When you write out the records, keep every line exactly as it is.

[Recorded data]
↓

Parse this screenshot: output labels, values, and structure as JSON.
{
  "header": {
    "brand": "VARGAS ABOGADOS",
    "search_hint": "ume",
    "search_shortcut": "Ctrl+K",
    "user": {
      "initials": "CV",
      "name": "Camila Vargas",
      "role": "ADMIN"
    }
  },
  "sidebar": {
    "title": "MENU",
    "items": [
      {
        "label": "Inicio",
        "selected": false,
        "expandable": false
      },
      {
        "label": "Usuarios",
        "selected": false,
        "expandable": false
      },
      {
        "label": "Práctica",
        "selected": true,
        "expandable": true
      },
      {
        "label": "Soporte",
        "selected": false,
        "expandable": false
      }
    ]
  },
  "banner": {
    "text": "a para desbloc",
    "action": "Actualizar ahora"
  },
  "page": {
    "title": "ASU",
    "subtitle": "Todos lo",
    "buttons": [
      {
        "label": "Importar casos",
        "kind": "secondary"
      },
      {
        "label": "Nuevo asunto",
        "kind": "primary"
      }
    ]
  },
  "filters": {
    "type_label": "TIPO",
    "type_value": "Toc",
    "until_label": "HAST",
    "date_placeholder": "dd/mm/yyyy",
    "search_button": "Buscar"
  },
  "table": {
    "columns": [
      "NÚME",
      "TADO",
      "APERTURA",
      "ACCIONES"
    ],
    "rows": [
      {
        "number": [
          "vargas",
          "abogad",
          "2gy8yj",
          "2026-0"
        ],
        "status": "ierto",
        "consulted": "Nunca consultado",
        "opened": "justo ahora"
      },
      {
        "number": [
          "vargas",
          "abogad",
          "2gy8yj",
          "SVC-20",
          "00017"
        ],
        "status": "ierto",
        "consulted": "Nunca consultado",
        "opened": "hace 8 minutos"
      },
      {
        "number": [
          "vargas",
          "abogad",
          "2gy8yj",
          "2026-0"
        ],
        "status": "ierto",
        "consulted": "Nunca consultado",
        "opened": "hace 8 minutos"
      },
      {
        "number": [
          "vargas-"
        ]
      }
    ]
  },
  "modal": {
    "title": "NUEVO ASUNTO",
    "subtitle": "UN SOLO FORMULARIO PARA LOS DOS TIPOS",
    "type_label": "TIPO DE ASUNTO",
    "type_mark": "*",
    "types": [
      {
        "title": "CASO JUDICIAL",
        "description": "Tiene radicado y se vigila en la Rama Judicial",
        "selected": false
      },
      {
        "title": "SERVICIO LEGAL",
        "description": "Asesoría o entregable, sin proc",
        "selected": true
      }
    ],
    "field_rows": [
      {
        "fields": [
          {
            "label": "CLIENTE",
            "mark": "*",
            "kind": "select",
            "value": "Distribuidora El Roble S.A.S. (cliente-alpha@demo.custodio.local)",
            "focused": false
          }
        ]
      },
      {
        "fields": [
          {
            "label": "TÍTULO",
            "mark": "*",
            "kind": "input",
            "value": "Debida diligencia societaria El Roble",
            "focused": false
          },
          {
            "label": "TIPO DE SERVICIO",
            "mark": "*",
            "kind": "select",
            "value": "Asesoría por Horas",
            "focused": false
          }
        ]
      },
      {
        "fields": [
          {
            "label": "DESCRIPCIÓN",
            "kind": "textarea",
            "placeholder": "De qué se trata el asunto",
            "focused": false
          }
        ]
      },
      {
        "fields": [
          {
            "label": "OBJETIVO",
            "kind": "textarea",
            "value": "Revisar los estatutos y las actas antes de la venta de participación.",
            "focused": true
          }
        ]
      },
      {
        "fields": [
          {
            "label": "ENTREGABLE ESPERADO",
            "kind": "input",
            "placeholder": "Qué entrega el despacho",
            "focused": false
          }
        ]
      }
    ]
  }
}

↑

_ANSWER TO THE EXERCISE_:
Parse this screenshot: output labels, values, and structure as JSON.
{
  "header": {
    "brand": "VARGAS ABOGADOS",
    "search_hint": "ume",
    "search_shortcut": "Ctrl+K",
    "user": {
      "initials": "CV",
      "name": "Camila Vargas",
      "role": "ADMIN"
    }
  },
  "sidebar": {
    "title": "MENU",
    "items": [
      {
        "label": "Inicio",
        "selected": false,
        "expandable": false
      },
      {
        "label": "Usuarios",
        "selected": false,
        "expandable": false
      },
      {
        "label": "Práctica",
        "selected": true,
        "expandable": true
      },
      {
        "label": "Soporte",
        "selected": false,
        "expandable": false
      }
    ]
  },
  "banner": {
    "text": "a para desbloc",
    "action": "Actualizar ahora"
  },
  "page": {
    "title": "ASU",
    "subtitle": "Todos lo",
    "buttons": [
      {
        "label": "Importar casos",
        "kind": "secondary"
      },
      {
        "label": "Nuevo asunto",
        "kind": "primary"
      }
    ]
  },
  "filters": {
    "type_label": "TIPO",
    "type_value": "Toc",
    "until_label": "HAST",
    "date_placeholder": "dd/mm/yyyy",
    "search_button": "Buscar"
  },
  "table": {
    "columns": [
      "NÚME",
      "TADO",
      "APERTURA",
      "ACCIONES"
    ],
    "rows": [
      {
        "number": [
          "vargas",
          "abogad",
          "2gy8yj",
          "2026-0"
        ],
        "status": "ierto",
        "consulted": "Nunca consultado",
        "opened": "justo ahora"
      },
      {
        "number": [
          "vargas",
          "abogad",
          "2gy8yj",
          "SVC-20",
          "00017"
        ],
        "status": "ierto",
        "consulted": "Nunca consultado",
        "opened": "hace 8 minutos"
      },
      {
        "number": [
          "vargas",
          "abogad",
          "2gy8yj",
          "2026-0"
        ],
        "status": "ierto",
        "consulted": "Nunca consultado",
        "opened": "hace 8 minutos"
      },
      {
        "number": [
          "vargas-"
        ]
      }
    ]
  },
  "modal": {
    "title": "NUEVO ASUNTO",
    "subtitle": "UN SOLO FORMULARIO PARA LOS DOS TIPOS",
    "type_label": "TIPO DE ASUNTO",
    "type_mark": "*",
    "types": [
      {
        "title": "CASO JUDICIAL",
        "description": "Tiene radicado y se vigila en la Rama Judicial",
        "selected": false
      },
      {
        "title": "SERVICIO LEGAL",
        "description": "Asesoría o entregable, sin proc",
        "selected": true
      }
    ],
    "field_rows": [
      {
        "fields": [
          {
            "label": "CLIENTE",
            "mark": "*",
            "kind": "select",
            "value": "Distribuidora El Roble S.A.S. (cliente-alpha@demo.custodio.local)",
            "focused": false
          }
        ]
      },
      {
        "fields": [
          {
            "label": "TÍTULO",
            "mark": "*",
            "kind": "input",
            "value": "Debida diligencia societaria El Roble",
            "focused": false
          },
          {
            "label": "TIPO DE SERVICIO",
            "mark": "*",
            "kind": "select",
            "value": "Asesoría por Horas",
            "focused": false
          }
        ]
      },
      {
        "fields": [
          {
            "label": "DESCRIPCIÓN",
            "kind": "textarea",
            "placeholder": "De qué se trata el asunto",
            "focused": false
          }
        ]
      },
      {
        "fields": [
          {
            "label": "OBJETIVO",
            "kind": "textarea",
            "value": "Revisar los estatutos y las actas antes de la venta de participación.",
            "focused": true
          }
        ]
      },
      {
        "fields": [
          {
            "label": "ENTREGABLE ESPERADO",
            "kind": "input",
            "placeholder": "Qué entrega el despacho",
            "focused": false
          }
        ]
      }
    ]
  }
}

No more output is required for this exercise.